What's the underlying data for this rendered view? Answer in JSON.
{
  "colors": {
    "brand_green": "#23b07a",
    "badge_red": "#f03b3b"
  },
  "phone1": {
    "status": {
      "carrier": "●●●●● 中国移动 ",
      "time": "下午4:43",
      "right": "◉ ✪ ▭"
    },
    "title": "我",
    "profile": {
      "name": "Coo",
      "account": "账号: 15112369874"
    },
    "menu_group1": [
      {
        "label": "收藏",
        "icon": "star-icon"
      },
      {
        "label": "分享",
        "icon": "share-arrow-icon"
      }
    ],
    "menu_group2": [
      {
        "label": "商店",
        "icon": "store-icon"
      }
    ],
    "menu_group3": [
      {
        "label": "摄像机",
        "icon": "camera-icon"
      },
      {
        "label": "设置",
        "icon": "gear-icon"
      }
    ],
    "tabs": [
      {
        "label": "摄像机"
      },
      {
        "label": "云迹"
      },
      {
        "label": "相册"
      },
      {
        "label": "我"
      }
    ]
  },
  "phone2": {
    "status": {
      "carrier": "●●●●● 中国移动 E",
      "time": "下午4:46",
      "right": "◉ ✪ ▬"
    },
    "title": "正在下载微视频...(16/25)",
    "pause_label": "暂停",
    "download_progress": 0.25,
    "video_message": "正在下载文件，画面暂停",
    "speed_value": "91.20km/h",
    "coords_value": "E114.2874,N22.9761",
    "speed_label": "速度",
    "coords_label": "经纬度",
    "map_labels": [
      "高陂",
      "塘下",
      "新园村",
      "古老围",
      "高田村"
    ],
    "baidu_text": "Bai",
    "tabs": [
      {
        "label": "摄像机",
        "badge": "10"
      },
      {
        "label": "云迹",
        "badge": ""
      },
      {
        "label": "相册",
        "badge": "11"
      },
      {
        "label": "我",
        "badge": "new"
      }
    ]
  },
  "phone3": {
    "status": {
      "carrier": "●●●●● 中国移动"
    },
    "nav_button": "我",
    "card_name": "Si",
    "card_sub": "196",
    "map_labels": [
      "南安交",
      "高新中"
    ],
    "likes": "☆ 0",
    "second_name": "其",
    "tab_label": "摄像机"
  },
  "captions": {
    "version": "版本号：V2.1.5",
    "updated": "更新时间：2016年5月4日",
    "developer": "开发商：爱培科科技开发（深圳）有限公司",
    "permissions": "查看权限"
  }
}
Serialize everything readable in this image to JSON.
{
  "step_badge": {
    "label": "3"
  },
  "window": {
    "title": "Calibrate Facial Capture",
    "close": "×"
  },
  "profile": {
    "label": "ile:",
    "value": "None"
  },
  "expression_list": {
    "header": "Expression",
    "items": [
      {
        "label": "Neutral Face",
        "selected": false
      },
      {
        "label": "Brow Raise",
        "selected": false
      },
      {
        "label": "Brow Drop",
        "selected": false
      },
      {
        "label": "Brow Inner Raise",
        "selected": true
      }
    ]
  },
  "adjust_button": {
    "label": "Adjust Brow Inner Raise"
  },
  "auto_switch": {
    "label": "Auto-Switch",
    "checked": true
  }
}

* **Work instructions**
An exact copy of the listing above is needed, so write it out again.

* **Result**
What's the underlying data for this rendered view? Answer in JSON.
{
  "colors": {
    "brand_green": "#23b07a",
    "badge_red": "#f03b3b"
  },
  "phone1": {
    "status": {
      "carrier": "●●●●● 中国移动 ",
      "time": "下午4:43",
      "right": "◉ ✪ ▭"
    },
    "title": "我",
    "profile": {
      "name": "Coo",
      "account": "账号: 15112369874"
    },
    "menu_group1": [
      {
        "label": "收藏",
        "icon": "star-icon"
      },
      {
        "label": "分享",
        "icon": "share-arrow-icon"
      }
    ],
    "menu_group2": [
      {
        "label": "商店",
        "icon": "store-icon"
      }
    ],
    "menu_group3": [
      {
        "label": "摄像机",
        "icon": "camera-icon"
      },
      {
        "label": "设置",
        "icon": "gear-icon"
      }
    ],
    "tabs": [
      {
        "label": "摄像机"
      },
      {
        "label": "云迹"
      },
      {
        "label": "相册"
      },
      {
        "label": "我"
      }
    ]
  },
  "phone2": {
    "status": {
      "carrier": "●●●●● 中国移动 E",
      "time": "下午4:46",
      "right": "◉ ✪ ▬"
    },
    "title": "正在下载微视频...(16/25)",
    "pause_label": "暂停",
    "download_progress": 0.25,
    "video_message": "正在下载文件，画面暂停",
    "speed_value": "91.20km/h",
    "coords_value": "E114.2874,N22.9761",
    "speed_label": "速度",
    "coords_label": "经纬度",
    "map_labels": [
      "高陂",
      "塘下",
      "新园村",
      "古老围",
      "高田村"
    ],
    "baidu_text": "Bai",
    "tabs": [
      {
        "label": "摄像机",
        "badge": "10"
      },
      {
        "label": "云迹",
        "badge": ""
      },
      {
        "label": "相册",
        "badge": "11"
      },
      {
        "label": "我",
        "badge": "new"
      }
    ]
  },
  "phone3": {
    "status": {
      "carrier": "●●●●● 中国移动"
    },
    "nav_button": "我",
    "card_name": "Si",
    "card_sub": "196",
    "map_labels": [
      "南安交",
      "高新中"
    ],
    "likes": "☆ 0",
    "second_name": "其",
    "tab_label": "摄像机"
  },
  "captions": {
    "version": "版本号：V2.1.5",
    "updated": "更新时间：2016年5月4日",
    "developer": "开发商：爱培科科技开发（深圳）有限公司",
    "permissions": "查看权限"
  }
}
Serialize everything readable in this image to JSON.
{
  "step_badge": {
    "label": "3"
  },
  "window": {
    "title": "Calibrate Facial Capture",
    "close": "×"
  },
  "profile": {
    "label": "ile:",
    "value": "None"
  },
  "expression_list": {
    "header": "Expression",
    "items": [
      {
        "label": "Neutral Face",
        "selected": false
      },
      {
        "label": "Brow Raise",
        "selected": false
      },
      {
        "label": "Brow Drop",
        "selected": false
      },
      {
        "label": "Brow Inner Raise",
        "selected": true
      }
    ]
  },
  "adjust_button": {
    "label": "Adjust Brow Inner Raise"
  },
  "auto_switch": {
    "label": "Auto-Switch",
    "checked": true
  }
}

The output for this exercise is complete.